U.S. President Barack Obama says the mission to help Yazidi refugees is complete, but air strikes to help other Iraqis threatened by ISIL (Islamic State of Iraq and the Levant) will continue. Rough Cut (no reporter narration).

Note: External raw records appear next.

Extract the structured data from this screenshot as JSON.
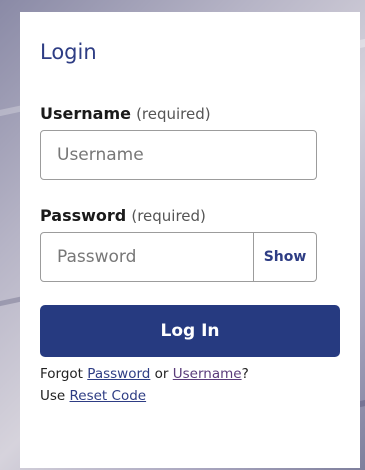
{
  "login": {
    "title": "Login",
    "username": {
      "label": "Username",
      "required_note": "(required)",
      "placeholder": "Username",
      "value": ""
    },
    "password": {
      "label": "Password",
      "required_note": "(required)",
      "placeholder": "Password",
      "value": "",
      "show_label": "Show"
    },
    "submit_label": "Log In",
    "help": {
      "forgot_prefix": "Forgot ",
      "password_link": "Password",
      "or_text": " or ",
      "username_link": "Username",
      "forgot_suffix": "?",
      "use_prefix": "Use ",
      "reset_code_link": "Reset Code"
    }
  },
  "colors": {
    "accent": "#263a80",
    "title": "#2e3d84",
    "card_bg": "#ffffff"
  }
}
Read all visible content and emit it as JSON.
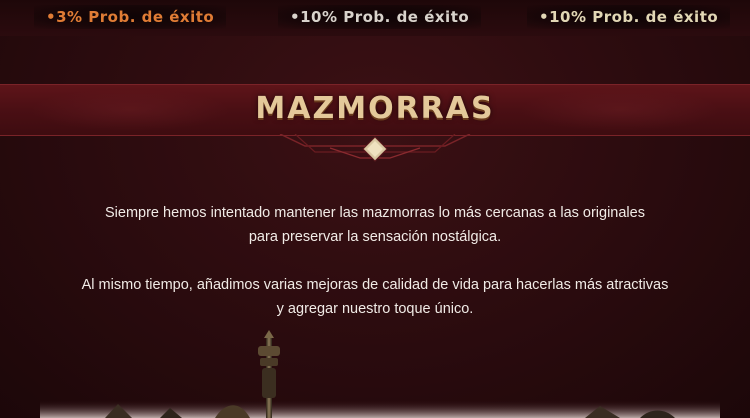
{
  "success_chances": [
    {
      "label": "•3% Prob. de éxito"
    },
    {
      "label": "•10% Prob. de éxito"
    },
    {
      "label": "•10% Prob. de éxito"
    }
  ],
  "section": {
    "title": "MAZMORRAS"
  },
  "description": {
    "paragraph1_line1": "Siempre hemos intentado mantener las mazmorras lo más cercanas a las originales",
    "paragraph1_line2": "para preservar la sensación nostálgica.",
    "paragraph2_line1": "Al mismo tiempo, añadimos varias mejoras de calidad de vida para hacerlas más atractivas",
    "paragraph2_line2": "y agregar nuestro toque único."
  },
  "colors": {
    "background": "#2a0b0e",
    "banner": "#4a0f14",
    "title_gold": "#e4c99a",
    "chance_orange": "#e07c35",
    "chance_silver": "#d9d3cc",
    "chance_gold": "#e2d7b5",
    "text": "#f1ebe6"
  },
  "icons": {
    "ornament": "diamond-ornament-icon",
    "art": "dungeon-artwork"
  }
}
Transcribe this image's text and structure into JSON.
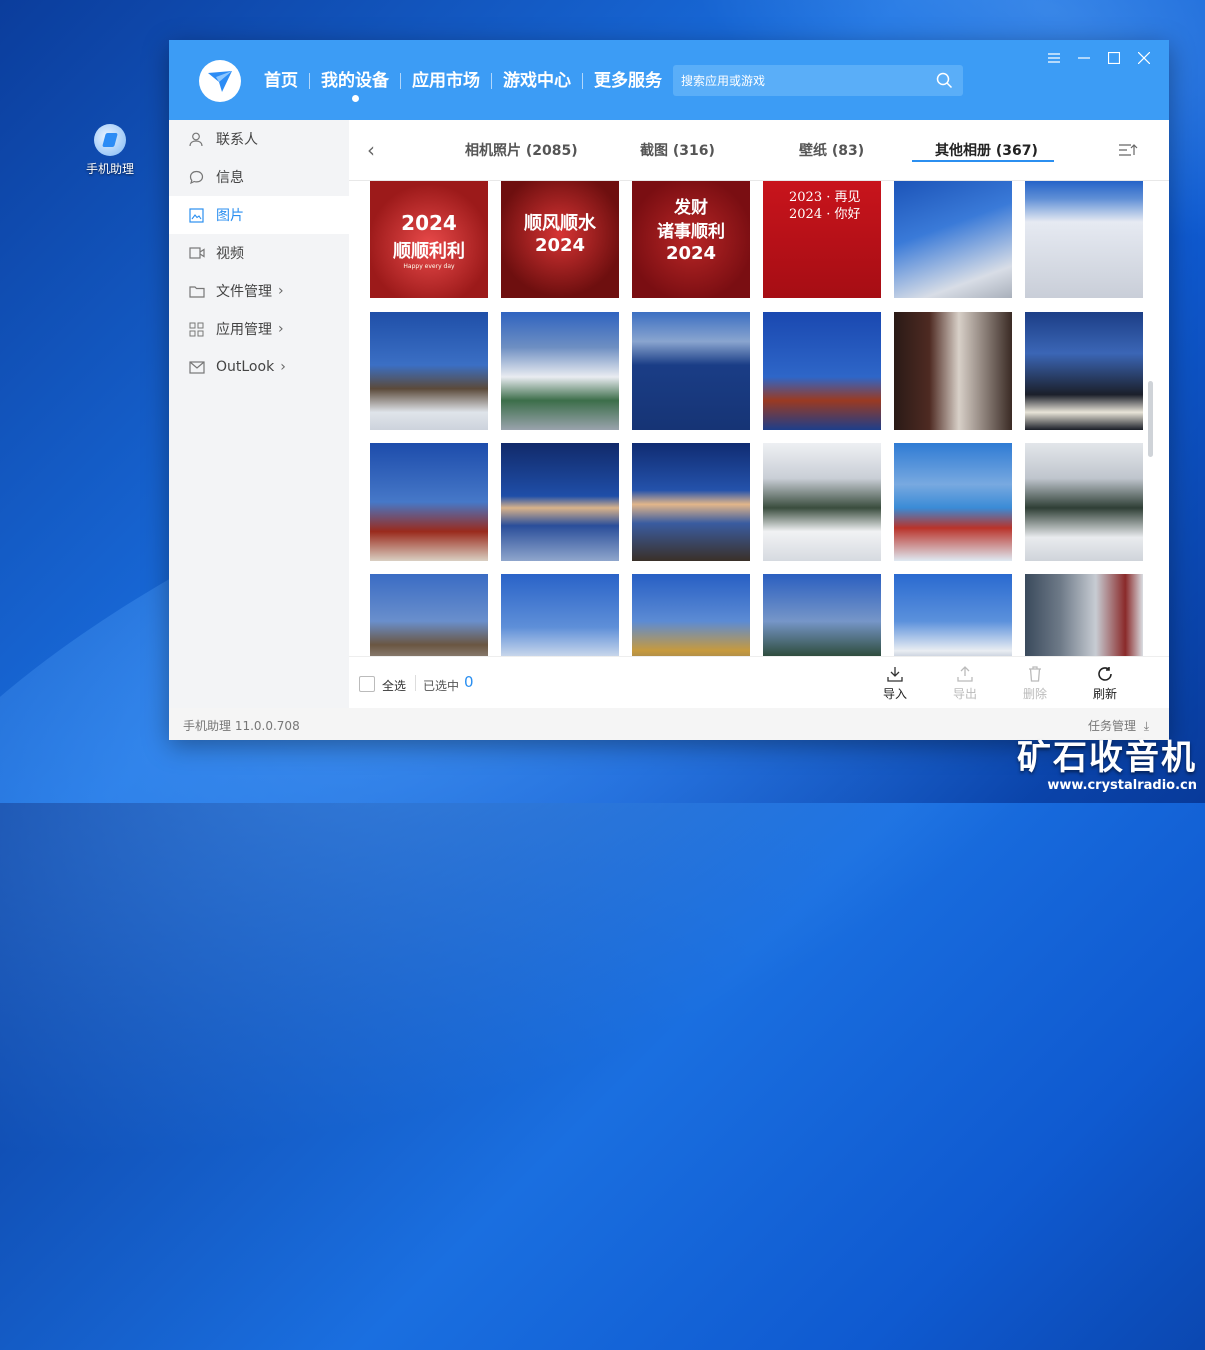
{
  "desktop": {
    "icon_label": "手机助理"
  },
  "app": {
    "nav": [
      "首页",
      "我的设备",
      "应用市场",
      "游戏中心",
      "更多服务"
    ],
    "search_placeholder": "搜索应用或游戏",
    "version": "手机助理 11.0.0.708",
    "task_manager": "任务管理"
  },
  "sidebar": {
    "items": [
      {
        "label": "联系人",
        "icon": "person-icon"
      },
      {
        "label": "信息",
        "icon": "chat-icon"
      },
      {
        "label": "图片",
        "icon": "image-icon"
      },
      {
        "label": "视频",
        "icon": "video-icon"
      },
      {
        "label": "文件管理",
        "icon": "folder-icon"
      },
      {
        "label": "应用管理",
        "icon": "apps-icon"
      },
      {
        "label": "OutLook",
        "icon": "mail-icon"
      }
    ]
  },
  "tabs": [
    "相机照片 (2085)",
    "截图 (316)",
    "壁纸 (83)",
    "其他相册 (367)"
  ],
  "photos": {
    "banner_texts": [
      "2024",
      "顺顺利利",
      "顺风顺水",
      "2024",
      "发财",
      "诸事顺利",
      "2024",
      "2023 · 再见",
      "2024 · 你好",
      "Happy every day"
    ]
  },
  "bottom": {
    "select_all": "全选",
    "selected_label": "已选中",
    "selected_count": "0",
    "actions": [
      "导入",
      "导出",
      "删除",
      "刷新"
    ]
  },
  "brand": {
    "name": "矿石收音机",
    "url": "www.crystalradio.cn"
  },
  "colors": {
    "header": "#3c9cf5",
    "accent": "#2b8ff0"
  }
}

ROUGH CUT (NO REPORTER NARRATION) U.S. President Barack Obama said on Thursday (August 14) that the Islamist militant siege of Iraq's Mount Sinjar had been broken and most of the U.S. military personnel sent to assess the situation would be pulled out of Iraq in the coming days. Obama, in a briefing to reporters, said he did not expect the United States to have to stage an evacuation of the mountain, where thousands of members of the Yazidi religious minority had been trapped by militants, or to continue humanitarian airdrops. "We broke the ISIL (Islamic State of Iraq and the Levant) siege of Mount Sinjar," Obama said. "We helped vulnerable people reach safety and we helped save many innocent lives. Because of these efforts we do not expect there to be an additional operation to evacuate people off the mountain and it's unlikely that we are going to need to continue humanitarian airdrops on the mountain." "The majority of the military personnel who conducted the assessment will be leaving Iraq in the coming days," he added. The United States had sent about 130 U.S. military personnel to Arbil to draw up options ranging from creating a safe corridor for the Yazidis to an airlift to rescue them. A team of fewer than 20 U.S. personnel flew to Mount Sinjar to assess the situation. Obama said the United States would continue airstrikes to protect U.S. facilities in Iraq and called on Iraqis to unite to defeat Islamist insurgents.